Turkish has six cases: nominative, accusative (the object of the action), genitive (possession), dative (for whom the action is performed), ablative (the origin of the action), and locative (the place of the action). Accusative and genitive follow the rules of complex harmony; dative, ablative and locative, those of simple harmony.
No grammatical gender
At last some simplification: Turkish has no grammatical gender. The pronoun
And while we’re on the subject, the conjugation is done in the form of suffixes. The verb to be goes even further since in the present tense, it is directly suffixed to the word it concerns:
Turkish is a Subject-Object-Verb language, the most common order found in about 45% of languages (the Subject-Verb-Object order of English is found in only about 42% of languages).
My mother watches television is said
In the early 1930s, Atatürk, the first president of Turkey, launched a reform to replace the Arabic alphabet of the Ottoman Empire with an adapted Latin alphabet, the so-called Sign Revolution (
We find words from French, representing about 5% of the vocabulary, such as
Of course, there are still many words in Turkish of Arabic origin. There would be 6% of them. For example, we can mention,
To sum up (and go further)
As we have quickly seen, the Turkish language follows a SOV order, it has a vowel harmony, it is agglutinative by means of sufixes, and has no grammatical gender. All these characteristics are shared by the Turkic language family which includes about thirty languages covering a huge area from Eastern Europe to Western China and from Cyprus to Siberia.
Modern Turkish has about 80 million speakers, then there are Azerbaijani with 35 million speakers, Uzbek (25 millions), Kazakh (16 millions), Uyghur (15 millions), Tatar (8 millions), of which 500,000 speakers for Crimean Tatar, Turkmen (7 millions), Kyrgyz (4 millions), Bashkir (2 millions), Chuvash (2 millions), Yakut (500,000)…
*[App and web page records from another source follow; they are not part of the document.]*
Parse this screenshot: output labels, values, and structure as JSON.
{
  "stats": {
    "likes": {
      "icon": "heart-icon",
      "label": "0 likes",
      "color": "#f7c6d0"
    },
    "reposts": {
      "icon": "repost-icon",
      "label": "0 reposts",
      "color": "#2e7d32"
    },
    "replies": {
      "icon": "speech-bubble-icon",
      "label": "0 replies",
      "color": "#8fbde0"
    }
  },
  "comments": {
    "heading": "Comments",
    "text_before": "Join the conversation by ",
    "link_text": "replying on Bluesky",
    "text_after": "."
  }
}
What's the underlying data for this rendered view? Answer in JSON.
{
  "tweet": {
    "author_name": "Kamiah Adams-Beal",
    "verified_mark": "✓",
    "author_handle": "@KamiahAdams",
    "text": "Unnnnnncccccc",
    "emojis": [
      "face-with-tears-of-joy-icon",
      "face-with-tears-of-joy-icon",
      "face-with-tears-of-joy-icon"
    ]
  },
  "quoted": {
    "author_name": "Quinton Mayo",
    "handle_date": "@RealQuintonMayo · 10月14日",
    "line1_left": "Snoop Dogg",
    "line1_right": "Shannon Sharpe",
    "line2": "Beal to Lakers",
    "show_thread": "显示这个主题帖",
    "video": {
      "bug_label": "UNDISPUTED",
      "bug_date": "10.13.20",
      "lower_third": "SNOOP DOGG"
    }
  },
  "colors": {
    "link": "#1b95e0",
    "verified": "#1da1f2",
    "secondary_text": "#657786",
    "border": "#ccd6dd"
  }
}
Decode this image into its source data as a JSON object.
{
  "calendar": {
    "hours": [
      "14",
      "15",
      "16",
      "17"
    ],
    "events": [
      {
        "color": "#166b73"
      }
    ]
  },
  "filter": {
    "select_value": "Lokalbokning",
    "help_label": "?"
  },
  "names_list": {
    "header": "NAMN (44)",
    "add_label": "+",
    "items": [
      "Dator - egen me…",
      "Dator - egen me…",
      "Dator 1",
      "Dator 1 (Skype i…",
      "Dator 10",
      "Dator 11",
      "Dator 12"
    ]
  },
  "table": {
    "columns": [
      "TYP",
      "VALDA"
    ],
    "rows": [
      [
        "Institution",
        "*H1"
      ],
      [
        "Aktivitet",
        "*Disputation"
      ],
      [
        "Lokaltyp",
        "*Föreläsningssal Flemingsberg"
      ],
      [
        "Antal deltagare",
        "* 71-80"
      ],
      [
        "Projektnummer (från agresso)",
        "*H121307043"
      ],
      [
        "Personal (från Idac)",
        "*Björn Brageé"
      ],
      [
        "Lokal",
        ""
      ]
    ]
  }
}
In total, the Turkish languages count between 200 and 250 million speakers, some are written in the Latin alphabet, others in Cyrillic, but all with a relatively similar vocabulary. Learning Turkish allows you to touch a cultural and geographical immensity that goes far beyond Turkey, a true bridge between the East and the West.